Below are some entries. Output each one exactly as it appears.

--- Excerpted records Enclosed Below ---

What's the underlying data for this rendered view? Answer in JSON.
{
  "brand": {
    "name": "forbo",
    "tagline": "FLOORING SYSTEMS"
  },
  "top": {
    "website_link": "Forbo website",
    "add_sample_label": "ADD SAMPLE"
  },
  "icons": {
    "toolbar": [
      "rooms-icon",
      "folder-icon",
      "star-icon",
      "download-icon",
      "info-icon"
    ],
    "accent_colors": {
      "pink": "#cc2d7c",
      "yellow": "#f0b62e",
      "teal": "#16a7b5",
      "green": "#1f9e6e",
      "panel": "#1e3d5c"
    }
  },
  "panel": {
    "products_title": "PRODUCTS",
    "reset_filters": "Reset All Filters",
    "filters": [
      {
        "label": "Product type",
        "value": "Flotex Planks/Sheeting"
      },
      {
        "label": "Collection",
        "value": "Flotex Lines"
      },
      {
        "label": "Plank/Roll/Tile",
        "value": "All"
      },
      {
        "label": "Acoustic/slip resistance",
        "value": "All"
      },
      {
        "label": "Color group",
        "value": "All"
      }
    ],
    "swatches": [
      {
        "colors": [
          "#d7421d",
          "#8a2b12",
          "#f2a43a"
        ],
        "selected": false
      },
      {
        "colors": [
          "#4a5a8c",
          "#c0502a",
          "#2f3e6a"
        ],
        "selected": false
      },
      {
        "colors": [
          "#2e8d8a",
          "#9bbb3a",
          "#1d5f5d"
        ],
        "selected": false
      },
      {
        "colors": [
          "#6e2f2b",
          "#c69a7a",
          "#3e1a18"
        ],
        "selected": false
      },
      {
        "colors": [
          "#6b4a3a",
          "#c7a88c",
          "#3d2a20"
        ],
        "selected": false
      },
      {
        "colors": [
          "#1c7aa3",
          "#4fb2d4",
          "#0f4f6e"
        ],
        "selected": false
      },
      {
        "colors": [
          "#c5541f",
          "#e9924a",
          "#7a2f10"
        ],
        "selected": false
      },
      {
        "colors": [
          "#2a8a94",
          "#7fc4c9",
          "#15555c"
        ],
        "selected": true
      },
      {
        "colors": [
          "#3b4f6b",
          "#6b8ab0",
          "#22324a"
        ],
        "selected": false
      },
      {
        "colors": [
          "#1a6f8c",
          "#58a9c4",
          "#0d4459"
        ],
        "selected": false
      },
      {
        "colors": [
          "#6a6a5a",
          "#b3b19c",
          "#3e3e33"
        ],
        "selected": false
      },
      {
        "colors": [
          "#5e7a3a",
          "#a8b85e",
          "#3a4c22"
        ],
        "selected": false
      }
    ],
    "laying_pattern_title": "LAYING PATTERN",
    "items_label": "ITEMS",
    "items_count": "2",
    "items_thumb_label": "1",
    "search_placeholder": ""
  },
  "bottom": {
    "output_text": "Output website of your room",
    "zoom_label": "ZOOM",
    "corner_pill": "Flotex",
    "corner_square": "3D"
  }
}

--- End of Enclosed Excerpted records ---

> Problem solution
What's the underlying data for this rendered view? Answer in JSON.
{
  "brand": {
    "name": "forbo",
    "tagline": "FLOORING SYSTEMS"
  },
  "top": {
    "website_link": "Forbo website",
    "add_sample_label": "ADD SAMPLE"
  },
  "icons": {
    "toolbar": [
      "rooms-icon",
      "folder-icon",
      "star-icon",
      "download-icon",
      "info-icon"
    ],
    "accent_colors": {
      "pink": "#cc2d7c",
      "yellow": "#f0b62e",
      "teal": "#16a7b5",
      "green": "#1f9e6e",
      "panel": "#1e3d5c"
    }
  },
  "panel": {
    "products_title": "PRODUCTS",
    "reset_filters": "Reset All Filters",
    "filters": [
      {
        "label": "Product type",
        "value": "Flotex Planks/Sheeting"
      },
      {
        "label": "Collection",
        "value": "Flotex Lines"
      },
      {
        "label": "Plank/Roll/Tile",
        "value": "All"
      },
      {
        "label": "Acoustic/slip resistance",
        "value": "All"
      },
      {
        "label": "Color group",
        "value": "All"
      }
    ],
    "swatches": [
      {
        "colors": [
          "#d7421d",
          "#8a2b12",
          "#f2a43a"
        ],
        "selected": false
      },
      {
        "colors": [
          "#4a5a8c",
          "#c0502a",
          "#2f3e6a"
        ],
        "selected": false
      },
      {
        "colors": [
          "#2e8d8a",
          "#9bbb3a",
          "#1d5f5d"
        ],
        "selected": false
      },
      {
        "colors": [
          "#6e2f2b",
          "#c69a7a",
          "#3e1a18"
        ],
        "selected": false
      },
      {
        "colors": [
          "#6b4a3a",
          "#c7a88c",
          "#3d2a20"
        ],
        "selected": false
      },
      {
        "colors": [
          "#1c7aa3",
          "#4fb2d4",
          "#0f4f6e"
        ],
        "selected": false
      },
      {
        "colors": [
          "#c5541f",
          "#e9924a",
          "#7a2f10"
        ],
        "selected": false
      },
      {
        "colors": [
          "#2a8a94",
          "#7fc4c9",
          "#15555c"
        ],
        "selected": true
      },
      {
        "colors": [
          "#3b4f6b",
          "#6b8ab0",
          "#22324a"
        ],
        "selected": false
      },
      {
        "colors": [
          "#1a6f8c",
          "#58a9c4",
          "#0d4459"
        ],
        "selected": false
      },
      {
        "colors": [
          "#6a6a5a",
          "#b3b19c",
          "#3e3e33"
        ],
        "selected": false
      },
      {
        "colors": [
          "#5e7a3a",
          "#a8b85e",
          "#3a4c22"
        ],
        "selected": false
      }
    ],
    "laying_pattern_title": "LAYING PATTERN",
    "items_label": "ITEMS",
    "items_count": "2",
    "items_thumb_label": "1",
    "search_placeholder": ""
  },
  "bottom": {
    "output_text": "Output website of your room",
    "zoom_label": "ZOOM",
    "corner_pill": "Flotex",
    "corner_square": "3D"
  }
}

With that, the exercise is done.